Stored entries:
###
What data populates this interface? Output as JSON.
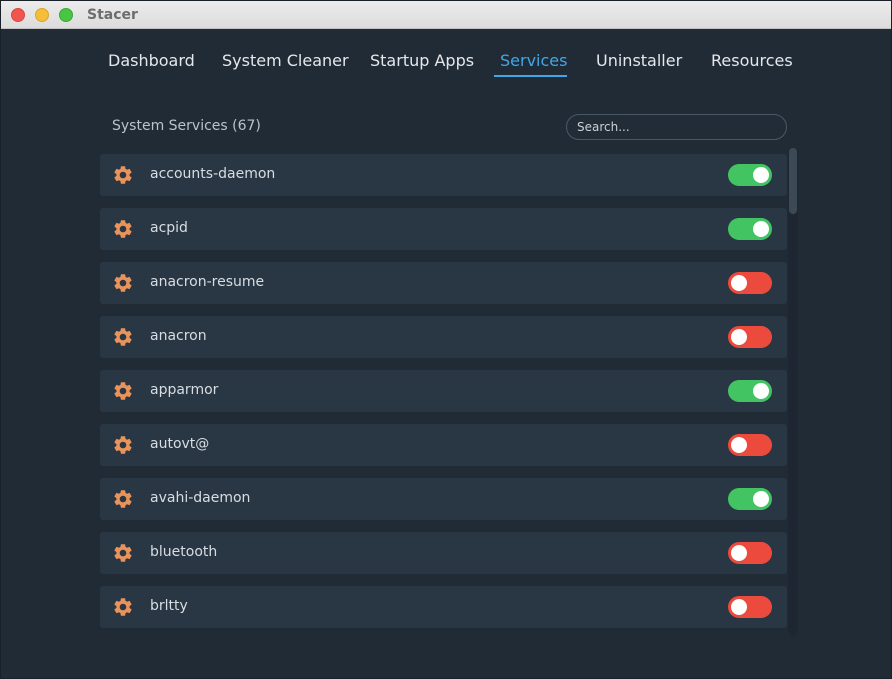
{
  "window": {
    "title": "Stacer"
  },
  "tabs": [
    {
      "label": "Dashboard"
    },
    {
      "label": "System Cleaner"
    },
    {
      "label": "Startup Apps"
    },
    {
      "label": "Services",
      "active": true
    },
    {
      "label": "Uninstaller"
    },
    {
      "label": "Resources"
    }
  ],
  "services": {
    "header": "System Services (67)",
    "search_placeholder": "Search...",
    "icon": "gear-icon",
    "colors": {
      "on": "#43c463",
      "off": "#ec4a3c",
      "icon": "#e9935a",
      "accent": "#3fa8e8"
    },
    "items": [
      {
        "name": "accounts-daemon",
        "enabled": true
      },
      {
        "name": "acpid",
        "enabled": true
      },
      {
        "name": "anacron-resume",
        "enabled": false
      },
      {
        "name": "anacron",
        "enabled": false
      },
      {
        "name": "apparmor",
        "enabled": true
      },
      {
        "name": "autovt@",
        "enabled": false
      },
      {
        "name": "avahi-daemon",
        "enabled": true
      },
      {
        "name": "bluetooth",
        "enabled": false
      },
      {
        "name": "brltty",
        "enabled": false
      }
    ]
  }
}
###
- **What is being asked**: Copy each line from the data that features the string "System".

- **Result of this exercise**:
      "label": "System Cleaner"
    "header": "System Services (67)",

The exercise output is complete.